══ DATASET
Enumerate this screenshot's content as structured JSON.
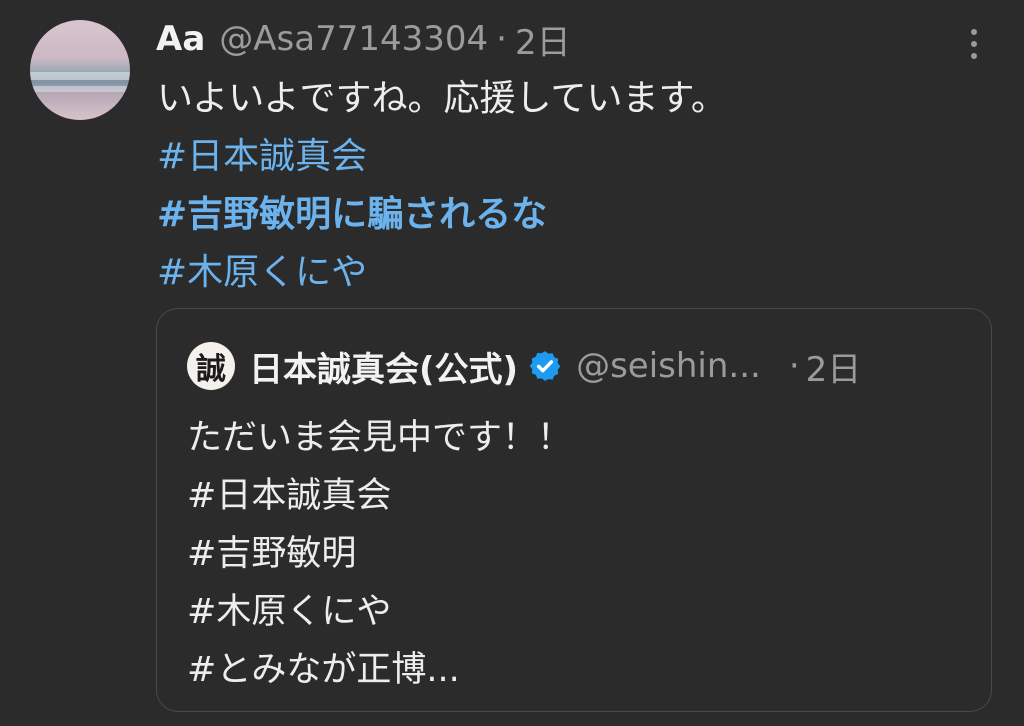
{
  "tweet": {
    "display_name": "Aa",
    "handle": "@Asa77143304",
    "separator": "·",
    "time": "2日",
    "text_line1": "いよいよですね。応援しています。",
    "hashtags": [
      "#日本誠真会",
      "#吉野敏明に騙されるな",
      "#木原くにや"
    ]
  },
  "quoted": {
    "avatar_char": "誠",
    "display_name": "日本誠真会(公式)",
    "handle": "@seishin...",
    "separator": "·",
    "time": "2日",
    "lines": [
      "ただいま会見中です！！",
      "#日本誠真会",
      "#吉野敏明",
      "#木原くにや",
      "#とみなが正博..."
    ]
  },
  "icons": {
    "more": "more-vertical-icon",
    "verified": "verified-badge-icon"
  },
  "colors": {
    "background": "#2b2b2b",
    "hashtag": "#6cb3ee",
    "secondary_text": "#9b9b9b",
    "verified": "#1d9bf0"
  }
}
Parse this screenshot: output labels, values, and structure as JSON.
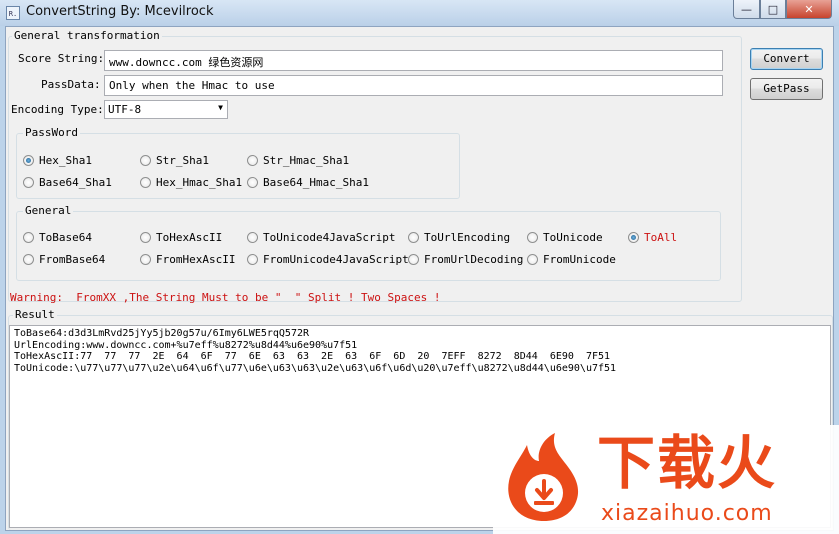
{
  "window": {
    "title": "ConvertString By: Mcevilrock",
    "icon_text": "R."
  },
  "general_transformation": {
    "title": "General transformation",
    "score_label": "Score String:",
    "score_value": "www.downcc.com 绿色资源网",
    "pass_label": "PassData:",
    "pass_value": "Only when the Hmac to use",
    "encoding_label": "Encoding Type:",
    "encoding_value": "UTF-8",
    "convert_button": "Convert",
    "getpass_button": "GetPass"
  },
  "password_group": {
    "title": "PassWord",
    "options": [
      {
        "label": "Hex_Sha1",
        "selected": true
      },
      {
        "label": "Str_Sha1",
        "selected": false
      },
      {
        "label": "Str_Hmac_Sha1",
        "selected": false
      },
      {
        "label": "Base64_Sha1",
        "selected": false
      },
      {
        "label": "Hex_Hmac_Sha1",
        "selected": false
      },
      {
        "label": "Base64_Hmac_Sha1",
        "selected": false
      }
    ]
  },
  "general_group": {
    "title": "General",
    "options": [
      {
        "label": "ToBase64",
        "selected": false
      },
      {
        "label": "ToHexAscII",
        "selected": false
      },
      {
        "label": "ToUnicode4JavaScript",
        "selected": false
      },
      {
        "label": "ToUrlEncoding",
        "selected": false
      },
      {
        "label": "ToUnicode",
        "selected": false
      },
      {
        "label": "ToAll",
        "selected": true
      },
      {
        "label": "FromBase64",
        "selected": false
      },
      {
        "label": "FromHexAscII",
        "selected": false
      },
      {
        "label": "FromUnicode4JavaScript",
        "selected": false
      },
      {
        "label": "FromUrlDecoding",
        "selected": false
      },
      {
        "label": "FromUnicode",
        "selected": false
      }
    ]
  },
  "warning": "Warning:  FromXX ,The String Must to be \"  \" Split ! Two Spaces !",
  "result": {
    "title": "Result",
    "lines": [
      "ToBase64:d3d3LmRvd25jYy5jb20g57u/6Imy6LWE5rqQ572R",
      "UrlEncoding:www.downcc.com+%u7eff%u8272%u8d44%u6e90%u7f51",
      "ToHexAscII:77  77  77  2E  64  6F  77  6E  63  63  2E  63  6F  6D  20  7EFF  8272  8D44  6E90  7F51",
      "ToUnicode:\\u77\\u77\\u77\\u2e\\u64\\u6f\\u77\\u6e\\u63\\u63\\u2e\\u63\\u6f\\u6d\\u20\\u7eff\\u8272\\u8d44\\u6e90\\u7f51"
    ]
  },
  "watermark": {
    "text": "下载火",
    "url": "xiazaihuo.com"
  },
  "colors": {
    "warning": "#cc1111",
    "watermark": "#ea4a1a"
  }
}
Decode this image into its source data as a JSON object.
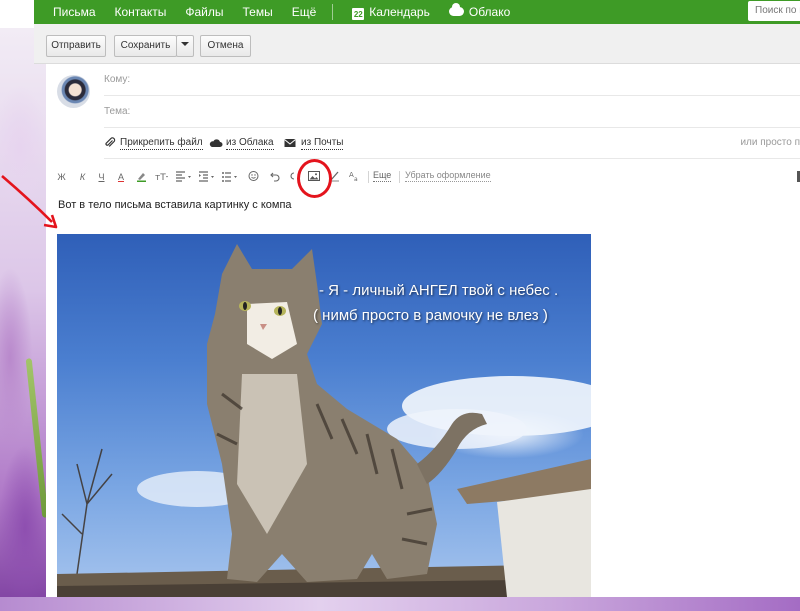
{
  "nav": {
    "items": [
      "Письма",
      "Контакты",
      "Файлы",
      "Темы",
      "Ещё"
    ],
    "calendar_icon_text": "22",
    "calendar": "Календарь",
    "cloud": "Облако",
    "search_placeholder": "Поиск по п"
  },
  "actions": {
    "send": "Отправить",
    "save": "Сохранить",
    "cancel": "Отмена"
  },
  "compose": {
    "to_label": "Кому:",
    "subject_label": "Тема:",
    "attach_file": "Прикрепить файл",
    "from_cloud": "из Облака",
    "from_mail": "из Почты",
    "attach_hint": "или просто п"
  },
  "format_toolbar": {
    "bold": "Ж",
    "italic": "К",
    "underline": "Ч",
    "text_color": "А",
    "more": "Еще",
    "clear_format": "Убрать оформление"
  },
  "body": {
    "text": "Вот в тело письма вставила картинку с компа",
    "image_caption_line1": "- Я - личный АНГЕЛ твой с небес .",
    "image_caption_line2": "( нимб просто в рамочку не влез )"
  },
  "colors": {
    "nav_green": "#3e9b26",
    "annotation_red": "#e4141d"
  }
}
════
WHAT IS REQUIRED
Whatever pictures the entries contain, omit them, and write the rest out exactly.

ANSWER TO THIS EXERCISE
Enumerate this screenshot's content as structured JSON.
{
  "tweet": {
    "display_name": "Aa",
    "handle": "@Asa77143304",
    "separator": "·",
    "time": "2日",
    "text_line1": "いよいよですね。応援しています。",
    "hashtags": [
      "#日本誠真会",
      "#吉野敏明に騙されるな",
      "#木原くにや"
    ]
  },
  "quoted": {
    "avatar_char": "誠",
    "display_name": "日本誠真会(公式)",
    "handle": "@seishin...",
    "separator": "·",
    "time": "2日",
    "lines": [
      "ただいま会見中です！！",
      "#日本誠真会",
      "#吉野敏明",
      "#木原くにや",
      "#とみなが正博..."
    ]
  },
  "icons": {
    "more": "more-vertical-icon",
    "verified": "verified-badge-icon"
  },
  "colors": {
    "background": "#2b2b2b",
    "hashtag": "#6cb3ee",
    "secondary_text": "#9b9b9b",
    "verified": "#1d9bf0"
  }
}
Parse this screenshot: output labels, values, and structure as JSON.
{
  "window": {
    "title": "ConvertString By: Mcevilrock",
    "icon_text": "R."
  },
  "general_transformation": {
    "title": "General transformation",
    "score_label": "Score String:",
    "score_value": "www.downcc.com 绿色资源网",
    "pass_label": "PassData:",
    "pass_value": "Only when the Hmac to use",
    "encoding_label": "Encoding Type:",
    "encoding_value": "UTF-8",
    "convert_button": "Convert",
    "getpass_button": "GetPass"
  },
  "password_group": {
    "title": "PassWord",
    "options": [
      {
        "label": "Hex_Sha1",
        "selected": true
      },
      {
        "label": "Str_Sha1",
        "selected": false
      },
      {
        "label": "Str_Hmac_Sha1",
        "selected": false
      },
      {
        "label": "Base64_Sha1",
        "selected": false
      },
      {
        "label": "Hex_Hmac_Sha1",
        "selected": false
      },
      {
        "label": "Base64_Hmac_Sha1",
        "selected": false
      }
    ]
  },
  "general_group": {
    "title": "General",
    "options": [
      {
        "label": "ToBase64",
        "selected": false
      },
      {
        "label": "ToHexAscII",
        "selected": false
      },
      {
        "label": "ToUnicode4JavaScript",
        "selected": false
      },
      {
        "label": "ToUrlEncoding",
        "selected": false
      },
      {
        "label": "ToUnicode",
        "selected": false
      },
      {
        "label": "ToAll",
        "selected": true
      },
      {
        "label": "FromBase64",
        "selected": false
      },
      {
        "label": "FromHexAscII",
        "selected": false
      },
      {
        "label": "FromUnicode4JavaScript",
        "selected": false
      },
      {
        "label": "FromUrlDecoding",
        "selected": false
      },
      {
        "label": "FromUnicode",
        "selected": false
      }
    ]
  },
  "warning": "Warning:  FromXX ,The String Must to be \"  \" Split ! Two Spaces !",
  "result": {
    "title": "Result",
    "lines": [
      "ToBase64:d3d3LmRvd25jYy5jb20g57u/6Imy6LWE5rqQ572R",
      "UrlEncoding:www.downcc.com+%u7eff%u8272%u8d44%u6e90%u7f51",
      "ToHexAscII:77  77  77  2E  64  6F  77  6E  63  63  2E  63  6F  6D  20  7EFF  8272  8D44  6E90  7F51",
      "ToUnicode:\\u77\\u77\\u77\\u2e\\u64\\u6f\\u77\\u6e\\u63\\u63\\u2e\\u63\\u6f\\u6d\\u20\\u7eff\\u8272\\u8d44\\u6e90\\u7f51"
    ]
  },
  "watermark": {
    "text": "下载火",
    "url": "xiazaihuo.com"
  },
  "colors": {
    "warning": "#cc1111",
    "watermark": "#ea4a1a"
  }
}
Decode this image into its source data as a JSON object.
{
  "nav": {
    "items": [
      "Письма",
      "Контакты",
      "Файлы",
      "Темы",
      "Ещё"
    ],
    "calendar_icon_text": "22",
    "calendar": "Календарь",
    "cloud": "Облако",
    "search_placeholder": "Поиск по п"
  },
  "actions": {
    "send": "Отправить",
    "save": "Сохранить",
    "cancel": "Отмена"
  },
  "compose": {
    "to_label": "Кому:",
    "subject_label": "Тема:",
    "attach_file": "Прикрепить файл",
    "from_cloud": "из Облака",
    "from_mail": "из Почты",
    "attach_hint": "или просто п"
  },
  "format_toolbar": {
    "bold": "Ж",
    "italic": "К",
    "underline": "Ч",
    "text_color": "А",
    "more": "Еще",
    "clear_format": "Убрать оформление"
  },
  "body": {
    "text": "Вот в тело письма вставила картинку с компа",
    "image_caption_line1": "- Я - личный АНГЕЛ твой с небес .",
    "image_caption_line2": "( нимб просто в рамочку не влез )"
  },
  "colors": {
    "nav_green": "#3e9b26",
    "annotation_red": "#e4141d"
  }
}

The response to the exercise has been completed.